- Museum number
Fish amulet: this amulet, representing the 'tilapia' or 'bolti' fish, called in Egyptian 'nekhau' is made from a sheet gold frame or cloison, which encloses a flat green feldspar inlay. The sheet gold tail and fins with striated markings are soldered to the cloison. There is a ring for suspension at the nose.
- Production date
- 1900BC-1800BC (circa)
Height: 1.90 centimetres
Length: 2.80 centimetres
Weight: 1 grammes
Thickness: 0.20 centimetres
- Curator's comments
- Companion to fish amulet (1899,0314.36).
Fish amulets were attached to the end of the plait of a child or young female as a charm against drowning. Presumably its magic worked by aversion, it was a reminder of the watery environment its wearer wished to avoid. However, the 'tilapia' also symbolized regeneration. The amulet's first mention is in a literary text known as the Westcar Papyrus, which dates to the Middle Kingdom, the time of the nekhau's greatest popularity. Contemporary representations depict it being worn as described. This form of fish amulet, with central green stone inlay, is exactly like the one which was lost by one of King Snuffer's harem girls as she rowed him on the lake, for in the Westcar text she refers to her "nekhau of fresh turquoise." Feldspar was always considered an acceptable substitute for turquoise, which was only ever obtained from the copper mining region of Sinai.
The British Museum, 'A Guide to the Third and Fourth Egyptian Rooms' (London, 1904), 220, no. 387;
E. A. Wallis Budge 'A Guide to the Fourth, Fifth and Sixth Egyptian Rooms, and the Coptic Room' (London, 1922), 93, no. 387;
J. Garstang, ‘el Arabah’ (London, 1901), 4;
C. Andrews, 'Egyptian Treasures from the British Museum' (London, 1998), p.272, cat.no.85;
E. Strouhal, 'Life in Ancient Egypt', (Cairo, 1992), p.154, fig.169;
G. Hart, 'Eyewitness Guides: Ancient Egypt', (1990), p.12;
Egyptian Treasures' [exhibition catalogue] (Shanghai 1999), p.262-3 No 80.
D. Antoine and M. Vandenbeusch, Egyptian mummies. Exploring ancient lives, Sydney 2016, pp. 158-9.
- Not on display
- Exhibition history
2016-2017 10 Oct-30 Apr, Sydney, Powerhouse Museum, Ancient Lives
2017 16 Jun-18 Oct, Hong Kong Science Museum, Ancient Lives
2017-2018 14 Nov-20 Feb, Taiwan, National Palace Museum, Ancient Lives

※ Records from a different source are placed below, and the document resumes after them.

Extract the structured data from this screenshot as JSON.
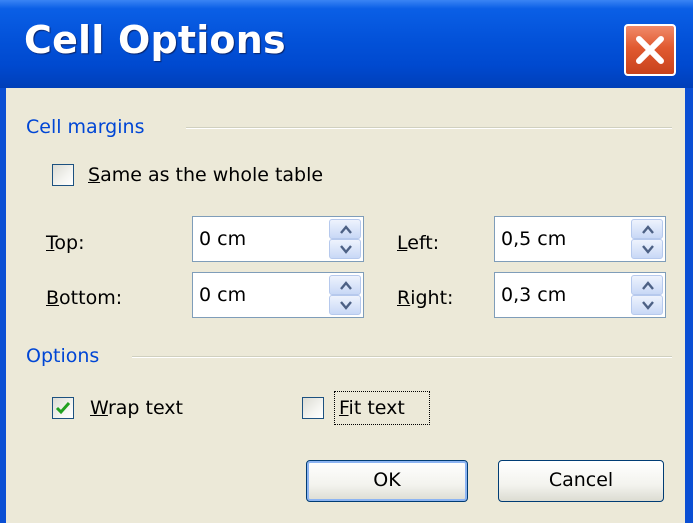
{
  "window": {
    "title": "Cell Options",
    "close_icon": "close-icon"
  },
  "cell_margins": {
    "heading": "Cell margins",
    "same_as_table": {
      "label_first": "S",
      "label_rest": "ame as the whole table",
      "checked": false
    },
    "top": {
      "label_first": "T",
      "label_rest": "op:",
      "value": "0 cm"
    },
    "bottom": {
      "label_first": "B",
      "label_rest": "ottom:",
      "value": "0 cm"
    },
    "left": {
      "label_first": "L",
      "label_rest": "eft:",
      "value": "0,5 cm"
    },
    "right": {
      "label_first": "R",
      "label_rest": "ight:",
      "value": "0,3 cm"
    }
  },
  "options": {
    "heading": "Options",
    "wrap_text": {
      "label_first": "W",
      "label_rest": "rap text",
      "checked": true
    },
    "fit_text": {
      "label_first": "F",
      "label_rest": "it text",
      "checked": false
    }
  },
  "buttons": {
    "ok": "OK",
    "cancel": "Cancel"
  },
  "colors": {
    "title_bar": "#0352d9",
    "section_heading": "#0046d5",
    "checkmark": "#21a121",
    "close_button": "#e15a30"
  }
}
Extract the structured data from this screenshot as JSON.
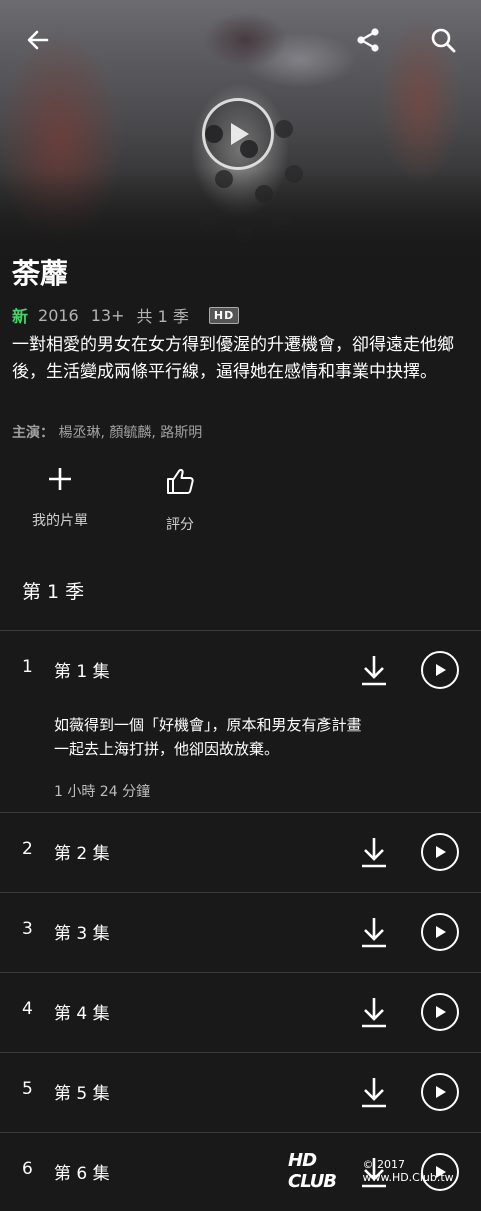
{
  "hero": {
    "image": "drama-still-woman-in-polka-dot-coat",
    "play_icon": "play-icon"
  },
  "toolbar": {
    "back_icon": "back-arrow-icon",
    "share_icon": "share-icon",
    "search_icon": "search-icon"
  },
  "show": {
    "title": "荼蘼",
    "new_badge": "新",
    "year": "2016",
    "rating": "13+",
    "seasons": "共 1 季",
    "quality": "HD",
    "synopsis": "一對相愛的男女在女方得到優渥的升遷機會，卻得遠走他鄉後，生活變成兩條平行線，逼得她在感情和事業中抉擇。",
    "cast_label": "主演：",
    "cast": "楊丞琳, 顏毓麟, 路斯明"
  },
  "actions": [
    {
      "label": "我的片單",
      "icon": "plus-icon"
    },
    {
      "label": "評分",
      "icon": "thumbs-up-icon"
    }
  ],
  "season_label": "第 1 季",
  "episodes": [
    {
      "num": "1",
      "title": "第 1 集",
      "description": "如薇得到一個「好機會」，原本和男友有彥計畫一起去上海打拼，他卻因故放棄。",
      "duration": "1 小時 24 分鐘"
    },
    {
      "num": "2",
      "title": "第 2 集"
    },
    {
      "num": "3",
      "title": "第 3 集"
    },
    {
      "num": "4",
      "title": "第 4 集"
    },
    {
      "num": "5",
      "title": "第 5 集"
    },
    {
      "num": "6",
      "title": "第 6 集"
    }
  ],
  "watermark": {
    "logo": "HD CLUB",
    "text": "© 2017 www.HD.Club.tw"
  },
  "colors": {
    "background": "#191919",
    "new_badge": "#46d369",
    "divider": "#3a3a3a"
  }
}
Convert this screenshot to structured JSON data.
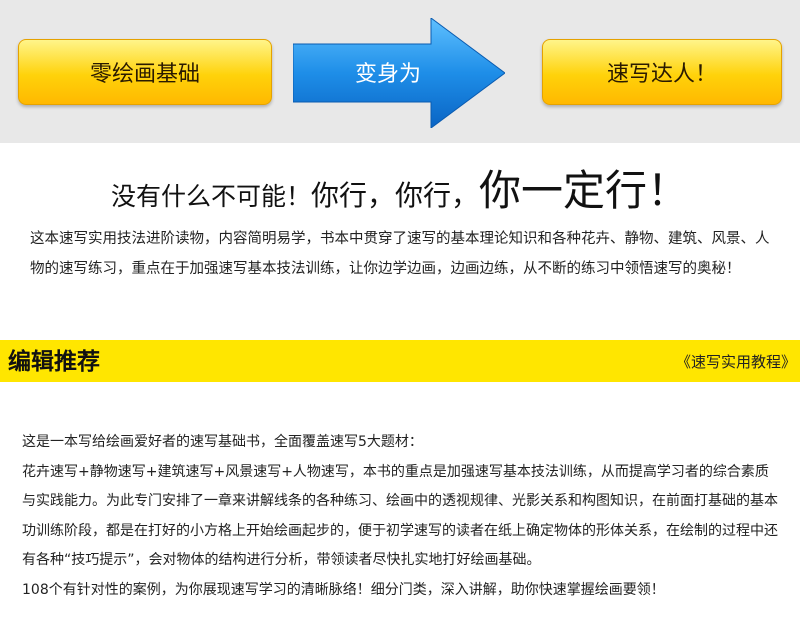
{
  "banner": {
    "left_box": "零绘画基础",
    "arrow_label": "变身为",
    "right_box": "速写达人！",
    "colors": {
      "band": "#e8e8e8",
      "box_yellow": "#ffd20a",
      "arrow_blue": "#1e8ee8"
    }
  },
  "headline": {
    "part1": "没有什么不可能！",
    "part2": "你行，你行，",
    "part3": "你一定行！"
  },
  "intro_text": "这本速写实用技法进阶读物，内容简明易学，书本中贯穿了速写的基本理论知识和各种花卉、静物、建筑、风景、人物的速写练习，重点在于加强速写基本技法训练，让你边学边画，边画边练，从不断的练习中领悟速写的奥秘！",
  "section": {
    "title": "编辑推荐",
    "book_title": "《速写实用教程》",
    "bar_color": "#ffe600"
  },
  "details": {
    "p1": "这是一本写给绘画爱好者的速写基础书，全面覆盖速写5大题材：",
    "p2": "花卉速写+静物速写+建筑速写+风景速写+人物速写，本书的重点是加强速写基本技法训练，从而提高学习者的综合素质与实践能力。为此专门安排了一章来讲解线条的各种练习、绘画中的透视规律、光影关系和构图知识，在前面打基础的基本功训练阶段，都是在打好的小方格上开始绘画起步的，便于初学速写的读者在纸上确定物体的形体关系，在绘制的过程中还有各种“技巧提示”，会对物体的结构进行分析，带领读者尽快扎实地打好绘画基础。",
    "p3": "108个有针对性的案例，为你展现速写学习的清晰脉络！细分门类，深入讲解，助你快速掌握绘画要领！"
  }
}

2018 16 Mar-22 Jul, Brisbane, Queensland Museum of Art, Ancient Lives
2019-2020 14 Sept- 28 Jun, Montreal, Museum of Fine Arts, Ancient Lives EXTENDED DUE TO COVID19
2020-2021, 19 Sept - 21 Mar, Toronto, Royal Ontario Museum, Ancient Lives
2021-2022 9 Oct - 10 Jan, Tokyo, Museum of Science and Nature, Mummies of Ancient Egypt: rediscovering six lives (Egyptian Mummies 2)
2022 5 Feb- 8 May, Kobe City Museum, Mummies of Ancient Egypt: rediscovering six lives (Egyptian Mummies 2)
2022 14 Jul - 26 Oct, Madrid, CaixaForum, Mummies of Ancient Egypt: rediscovering six lives (Egyptian Mummies 2)
- Acquisition date
- Egypt and Sudan
- BM/Big number
- Registration number